The Beautiful Dark

Matthew Patton is half in love with uneaseful death. The Winnipeg composer and curator of the Winnipeg Symphony Orchestra New Music Festival’s recent CD/vinyl release from Constellation Records is an audial and musical journey into the art of darkness. Called The Infected Mass, it utilizes the form of a mediaeval Requiem Mass to combine field recordings with string instruments and voice, a combination that he characterizes as “brutal audio alternating with string sections.” When Patton talks about his album, he uses language that tips towards the dark side. The title sets a tone that is amplified by words like degradation, pathology and decay. “For me, it is almost as if the music has been buried for a few hundred years and has recently been discovered. The different impurities and how things become contaminated are very moving to me. I’m drawn to things that are stressed and broken and fragile in profound ways. I’ll actually write everything out and then I’ll go to work disfiguring it, trying to find out how to degrade it beautifully.”

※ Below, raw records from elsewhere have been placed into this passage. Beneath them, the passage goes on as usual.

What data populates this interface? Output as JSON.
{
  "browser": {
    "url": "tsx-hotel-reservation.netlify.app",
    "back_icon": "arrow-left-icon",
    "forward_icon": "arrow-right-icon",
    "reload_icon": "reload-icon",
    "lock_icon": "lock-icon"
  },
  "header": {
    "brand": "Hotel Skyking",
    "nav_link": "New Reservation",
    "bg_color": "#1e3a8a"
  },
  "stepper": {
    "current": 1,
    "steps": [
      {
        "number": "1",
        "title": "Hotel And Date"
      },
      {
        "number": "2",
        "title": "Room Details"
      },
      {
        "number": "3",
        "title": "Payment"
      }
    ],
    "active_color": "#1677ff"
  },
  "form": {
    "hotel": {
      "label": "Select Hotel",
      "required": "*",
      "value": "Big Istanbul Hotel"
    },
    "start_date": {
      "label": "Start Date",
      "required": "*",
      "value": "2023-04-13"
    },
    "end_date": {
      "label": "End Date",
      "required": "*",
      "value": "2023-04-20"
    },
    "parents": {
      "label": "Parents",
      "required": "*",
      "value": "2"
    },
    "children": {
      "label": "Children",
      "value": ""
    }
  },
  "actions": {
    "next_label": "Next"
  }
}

Patton admits the subject of the album is highly personal (his brother was killed in a plane crash). But he insists the experience of making the music has had no cathartic effect. For him, the process that produced the album was an organic one in which “the piece will begin to tell you things and you have to listen and reciprocate.” When we listen to the seven sections of his Mass, we encounter sounds that make us aware of pervasive grief, a kind of sonic haunting. The opening section, “Before the Beginning,” is dominated by a viscerally intense rushing noise, as if King Lear had been lifted from his heath and transported to a dangerous, wind-battered aerie.

All images from insert booklet for The Infected Mass, 2017, from the project, “Those Who Walk Away.” Constellation Records. Artwork by Michael Dumontier and Neil Farber. Images courtesy Constellation Records.

The source is actually a jet turbine, but any single sound becomes infected by others: with ambient noise from the Elmwood Cemetery in Winnipeg, with walkie-talkie voices and footsteps digitally recorded in the Rothko Room at the Tate Modern in Britain, with the sound of blood moving through the body and with the sound of women humming. “It is one of my great obsessions,” Patton says. “Humming is a foundational element.” You also hear actual air-traffic recordings during which controllers and pilots talk about catastrophes in voices that have little or no inflection. Their lack of emotion is staggering.

The reason why the CD and the vinyl versions of The Infected Mass look as good as they do is because the images were provided by Michael Dumontier and Neil Farber, two members of Winnipeg’s Royal Art Lodge. Patton had been a long admirer of their work, and from the beginning of the project he wanted them involved in the album’s visual realization. Both artists are also audiophiles so they were particularly sensitive to the kind of images that would support the music and the album design, and not overtake it. For a year the three of them listened to music with the design of the record in mind. Farber says that by the time the album was finished, they all realized the paintings “were just the wrong mood” and that photography was a more likely medium to complement the score. Farber and Dumontier began assembling images. Dumontier says, “We were cutting out bits of images and laying them on Neil’s paintings and then shaking the cell phone while photographing them.” Farber adds, “I think blurry was the main idea.” The small airplane that becomes the main motif of the booklet design, appearing seven times over 12 pages in progressively out-of-focus variations, was a piece of collage that was lying about and hadn’t been used in a painting. “The way that Michael and I work is to simplify everything and the simplest version was the plane. Nothing felt right until we decided to put that single plane on a black background.”

Other images combine Farber’s paintings with blurred photographs taken from Popular Mechanics magazine and Time Life books. One shows two men, stand-ins for the air traffic controllers, who seem to be looking at instrument panels; in another, a dark figure beside the tail and fuselage of a crashed plane gestures towards a strip of blue water and a scrambled, red sky. Patton’s sound of blood moving in the body suddenly finds a corresponding colour in painted space. Like all the design elements of the project, the image is more powerful because of its minimalist reduction.

The other visuals for the design are official documents: a redacted FBI report from a witness who saw TWA Flight 800 go down in 1996, and the Injury Legend for United Airlines Flight 232 that crash-landed at Sioux City Airport in 1989. Through good luck and brilliant flying, 62 per cent of those passengers survived. These are real documents, which add another dimension to the design. “I was nervous about this project because of the weight of the music,” Dumontier says. “I feel we could have done a real disservice if we had chosen the wrong images, but I think it works.” Matthew Patton agrees. “I trusted them and they came up with a series of ghosts. It’s very dark but there is beauty in the darkness.” ❚

The Infected Mass is available digitally and on deluxe 180gram audiophile vinyl and CD, with original artwork by Neil Farber and Michael Dumontier. The running time is 49:06 minutes.

Volume 36, Number 2: Photography & Film

This article originally appeared in Border Crossings #142, published May 2017.

Border Crossings looks at contemporary art with interest, passion and thoroughness. Subscribe to Border Crossings today for as little as $24/year.